“It was enormously helpful when UNISON were able to offer the awareness training,” Dan says. “You don’t know how people are going to take this, so even though it turns out everybody has been really nice about it, it was really reassuring to know the union were behind me.”

With the union and the school taking responsibility for training staff on the reality of trans lives, Dan didn’t have to shoulder the burden of addressing issues that his transition might prompt among his colleagues by himself.

“I still have people asking me questions, but they tend to be more about my own personal journey rather than issues in general,” Dan says.

And as a result of her positive experience of working with the branch on learning, Julie Foss has stepped up to become a union learning rep at the school, as well.

Lack of representation of trans people  

When Dan was growing up in rural Pembrokeshire, the lack of representation of trans people in general – and trans men in particular – meant it took him a long time to fully understand who he was.

“When I was growing up, I didn’t even realise trans was a thing you could be, especially because pretty much all the representation of trans people in the media – if it existed at all – tended to be the other way: you never saw trans men,” he recalls.

“I’d always felt there was something a bit different about me, but it took me a while to work out what that was – as I got older, basically the internet was my saviour!”

LGBTQ+ club for the next generation of trans and non-binary children 

One of the spin-offs of the awareness programme at the school is that the next generation of trans and non-binary children may not feel so isolated, especially since Dan has helped launch an LGBTQ+ club at the school, called the Rainbow Room, with the help of one of the school counsellors.

“It’s early days but I think it makes a difference for LGBTQ+ young people to know that they are supported and recognised within the school and to find their own community within the school, which I think is invaluable,” Dan says.

Jenny Griffin says the awareness programme has been able to engage not only school staff but also pupils and the wider local community – and all because everyone involved collaborated so effectively on the initiative.

“In another paradigm, someone like Dan could have said, ‘This is happening’ and the school could have said, ‘Thank you for letting us know’ and it could have all stopped there,” Jenny points out.

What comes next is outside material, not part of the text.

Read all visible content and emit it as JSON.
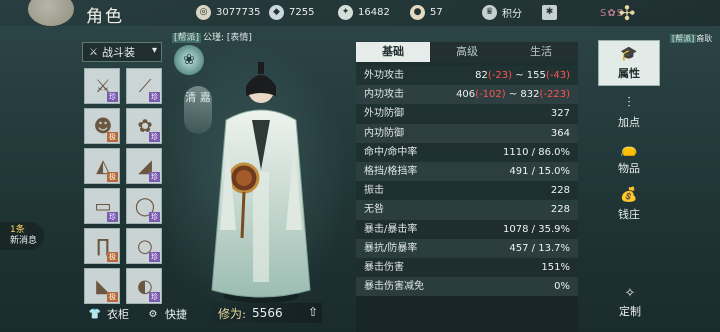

“But at Haverfordwest, everyone worked in partnership to get the most out of it, so as well as supporting Dan, we’ve raised awareness among staff and pupils, which has had a wider impact on the local community and that shows what you can achieve when you all work together.”